▸ Exercise prompt
Scan the entries below for the word "true", then copy each line that holds it.

══ Source material

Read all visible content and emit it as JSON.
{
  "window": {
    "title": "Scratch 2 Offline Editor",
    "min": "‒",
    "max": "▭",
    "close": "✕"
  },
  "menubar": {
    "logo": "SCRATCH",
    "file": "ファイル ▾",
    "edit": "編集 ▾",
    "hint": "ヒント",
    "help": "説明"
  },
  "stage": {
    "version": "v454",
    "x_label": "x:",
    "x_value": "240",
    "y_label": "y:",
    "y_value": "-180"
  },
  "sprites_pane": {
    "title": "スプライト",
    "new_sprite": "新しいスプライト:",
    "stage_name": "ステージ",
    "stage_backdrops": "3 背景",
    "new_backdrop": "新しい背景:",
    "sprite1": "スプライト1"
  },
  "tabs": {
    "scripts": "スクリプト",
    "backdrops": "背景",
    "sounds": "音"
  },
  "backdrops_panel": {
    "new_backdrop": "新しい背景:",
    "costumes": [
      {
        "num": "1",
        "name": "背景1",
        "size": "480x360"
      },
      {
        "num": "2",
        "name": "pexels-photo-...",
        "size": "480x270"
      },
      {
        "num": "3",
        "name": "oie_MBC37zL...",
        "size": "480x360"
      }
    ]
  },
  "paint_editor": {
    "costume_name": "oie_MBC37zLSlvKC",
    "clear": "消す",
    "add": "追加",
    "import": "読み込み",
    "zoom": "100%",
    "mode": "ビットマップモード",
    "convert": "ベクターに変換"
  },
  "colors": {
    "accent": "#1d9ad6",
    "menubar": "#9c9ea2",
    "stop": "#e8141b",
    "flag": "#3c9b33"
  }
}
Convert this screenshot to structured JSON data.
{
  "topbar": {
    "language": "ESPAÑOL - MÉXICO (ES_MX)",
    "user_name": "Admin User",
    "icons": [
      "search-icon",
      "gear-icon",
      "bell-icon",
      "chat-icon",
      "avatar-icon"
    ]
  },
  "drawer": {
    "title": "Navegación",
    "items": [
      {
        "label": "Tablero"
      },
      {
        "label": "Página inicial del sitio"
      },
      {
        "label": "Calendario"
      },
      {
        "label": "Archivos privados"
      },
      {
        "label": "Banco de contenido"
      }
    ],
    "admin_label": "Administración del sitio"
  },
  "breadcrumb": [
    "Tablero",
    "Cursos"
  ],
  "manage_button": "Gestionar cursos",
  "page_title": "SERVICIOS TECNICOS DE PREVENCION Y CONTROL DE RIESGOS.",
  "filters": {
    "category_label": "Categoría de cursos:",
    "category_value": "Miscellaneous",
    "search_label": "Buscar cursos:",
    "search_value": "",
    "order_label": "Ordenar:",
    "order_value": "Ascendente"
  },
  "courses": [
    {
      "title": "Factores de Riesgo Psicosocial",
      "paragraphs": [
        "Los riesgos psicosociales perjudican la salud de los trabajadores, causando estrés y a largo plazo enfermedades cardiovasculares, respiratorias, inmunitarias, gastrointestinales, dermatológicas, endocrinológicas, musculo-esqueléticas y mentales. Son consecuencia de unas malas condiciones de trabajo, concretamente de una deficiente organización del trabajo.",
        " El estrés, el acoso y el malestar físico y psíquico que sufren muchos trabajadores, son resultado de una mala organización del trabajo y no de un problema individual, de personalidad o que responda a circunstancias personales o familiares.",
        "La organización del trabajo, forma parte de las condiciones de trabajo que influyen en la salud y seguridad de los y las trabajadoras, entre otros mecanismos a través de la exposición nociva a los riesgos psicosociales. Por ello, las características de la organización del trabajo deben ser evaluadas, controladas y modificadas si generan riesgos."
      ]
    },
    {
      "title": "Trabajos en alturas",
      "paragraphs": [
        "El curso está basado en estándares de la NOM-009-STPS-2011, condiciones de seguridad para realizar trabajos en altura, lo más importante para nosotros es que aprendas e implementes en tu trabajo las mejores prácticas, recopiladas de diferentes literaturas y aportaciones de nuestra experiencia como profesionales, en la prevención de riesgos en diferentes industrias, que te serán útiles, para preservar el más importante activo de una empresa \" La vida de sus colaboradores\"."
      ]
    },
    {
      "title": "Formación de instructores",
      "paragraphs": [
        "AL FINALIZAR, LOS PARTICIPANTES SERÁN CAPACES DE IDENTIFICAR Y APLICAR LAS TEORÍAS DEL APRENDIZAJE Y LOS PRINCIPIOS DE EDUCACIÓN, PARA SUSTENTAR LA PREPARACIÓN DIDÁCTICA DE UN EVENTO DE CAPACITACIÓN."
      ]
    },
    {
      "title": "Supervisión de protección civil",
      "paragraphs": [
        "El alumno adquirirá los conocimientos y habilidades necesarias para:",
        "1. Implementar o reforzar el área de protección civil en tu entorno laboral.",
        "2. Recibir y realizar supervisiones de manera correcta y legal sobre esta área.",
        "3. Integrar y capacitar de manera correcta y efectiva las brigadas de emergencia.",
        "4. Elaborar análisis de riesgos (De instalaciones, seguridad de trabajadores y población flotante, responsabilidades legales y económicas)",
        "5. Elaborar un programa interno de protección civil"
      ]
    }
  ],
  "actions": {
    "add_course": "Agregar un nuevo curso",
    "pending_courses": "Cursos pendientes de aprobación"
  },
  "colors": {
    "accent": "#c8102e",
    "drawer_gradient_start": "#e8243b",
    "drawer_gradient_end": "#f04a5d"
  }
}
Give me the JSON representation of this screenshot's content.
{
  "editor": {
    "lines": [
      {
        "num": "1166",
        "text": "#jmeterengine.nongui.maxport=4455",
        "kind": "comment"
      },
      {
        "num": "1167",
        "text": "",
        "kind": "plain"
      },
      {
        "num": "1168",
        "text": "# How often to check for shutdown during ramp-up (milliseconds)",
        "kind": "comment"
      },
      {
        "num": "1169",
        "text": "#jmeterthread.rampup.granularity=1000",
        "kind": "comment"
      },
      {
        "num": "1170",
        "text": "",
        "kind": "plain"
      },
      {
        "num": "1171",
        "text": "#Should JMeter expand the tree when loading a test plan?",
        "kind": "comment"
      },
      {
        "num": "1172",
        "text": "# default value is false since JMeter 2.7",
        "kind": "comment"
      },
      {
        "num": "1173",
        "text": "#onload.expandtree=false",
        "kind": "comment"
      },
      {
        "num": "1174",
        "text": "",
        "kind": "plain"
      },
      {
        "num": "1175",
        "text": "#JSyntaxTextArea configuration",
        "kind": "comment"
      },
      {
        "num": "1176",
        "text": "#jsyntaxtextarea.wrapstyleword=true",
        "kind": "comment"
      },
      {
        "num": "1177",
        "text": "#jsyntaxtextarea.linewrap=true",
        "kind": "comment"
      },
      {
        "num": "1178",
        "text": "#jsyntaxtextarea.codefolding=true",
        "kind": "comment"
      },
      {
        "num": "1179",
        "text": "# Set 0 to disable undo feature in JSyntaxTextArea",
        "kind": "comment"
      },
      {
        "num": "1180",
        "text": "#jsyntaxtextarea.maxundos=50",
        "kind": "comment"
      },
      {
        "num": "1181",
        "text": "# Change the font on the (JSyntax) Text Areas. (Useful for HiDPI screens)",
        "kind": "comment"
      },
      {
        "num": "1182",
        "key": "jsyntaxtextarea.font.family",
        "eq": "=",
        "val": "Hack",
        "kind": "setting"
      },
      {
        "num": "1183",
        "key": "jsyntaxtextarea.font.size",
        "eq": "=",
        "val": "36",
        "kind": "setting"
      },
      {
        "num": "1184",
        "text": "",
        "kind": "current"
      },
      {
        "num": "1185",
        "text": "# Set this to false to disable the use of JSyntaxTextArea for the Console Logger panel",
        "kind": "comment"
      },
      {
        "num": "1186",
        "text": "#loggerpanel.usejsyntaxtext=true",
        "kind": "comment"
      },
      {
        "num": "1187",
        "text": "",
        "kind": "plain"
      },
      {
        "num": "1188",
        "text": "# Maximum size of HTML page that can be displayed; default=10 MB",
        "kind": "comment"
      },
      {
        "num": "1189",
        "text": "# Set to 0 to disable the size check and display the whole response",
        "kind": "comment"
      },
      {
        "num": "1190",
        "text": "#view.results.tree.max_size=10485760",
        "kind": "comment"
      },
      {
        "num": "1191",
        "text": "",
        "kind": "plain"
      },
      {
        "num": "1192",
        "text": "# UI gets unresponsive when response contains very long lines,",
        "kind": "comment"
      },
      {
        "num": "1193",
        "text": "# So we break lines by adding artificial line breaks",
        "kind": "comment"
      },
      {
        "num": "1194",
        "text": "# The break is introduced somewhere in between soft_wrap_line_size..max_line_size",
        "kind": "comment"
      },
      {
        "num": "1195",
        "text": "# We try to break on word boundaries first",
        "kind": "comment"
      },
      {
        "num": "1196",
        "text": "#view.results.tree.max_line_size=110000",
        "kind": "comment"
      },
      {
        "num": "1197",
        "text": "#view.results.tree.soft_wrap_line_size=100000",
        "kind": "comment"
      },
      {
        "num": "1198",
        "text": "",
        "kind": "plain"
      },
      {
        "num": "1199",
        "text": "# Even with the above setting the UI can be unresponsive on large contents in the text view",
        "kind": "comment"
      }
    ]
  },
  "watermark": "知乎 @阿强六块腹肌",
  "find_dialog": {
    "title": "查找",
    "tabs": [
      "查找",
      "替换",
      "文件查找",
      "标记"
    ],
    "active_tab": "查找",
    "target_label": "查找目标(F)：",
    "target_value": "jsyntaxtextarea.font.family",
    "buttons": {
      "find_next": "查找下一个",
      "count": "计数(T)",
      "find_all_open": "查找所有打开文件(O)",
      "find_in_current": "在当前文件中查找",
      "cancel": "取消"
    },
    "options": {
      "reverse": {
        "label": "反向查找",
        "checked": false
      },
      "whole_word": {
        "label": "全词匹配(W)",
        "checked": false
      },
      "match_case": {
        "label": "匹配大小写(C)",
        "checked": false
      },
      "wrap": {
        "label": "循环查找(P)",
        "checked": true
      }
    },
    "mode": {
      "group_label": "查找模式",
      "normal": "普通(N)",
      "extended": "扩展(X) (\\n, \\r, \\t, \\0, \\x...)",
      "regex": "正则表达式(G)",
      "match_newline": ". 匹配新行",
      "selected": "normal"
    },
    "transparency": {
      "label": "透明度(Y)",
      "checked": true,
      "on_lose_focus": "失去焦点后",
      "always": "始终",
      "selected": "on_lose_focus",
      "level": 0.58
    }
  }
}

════

▸ Answer area
        "text": "#jsyntaxtextarea.wrapstyleword=true",
        "text": "#jsyntaxtextarea.linewrap=true",
        "text": "#jsyntaxtextarea.codefolding=true",
        "text": "#loggerpanel.usejsyntaxtext=true",
        "checked": true
      "checked": true,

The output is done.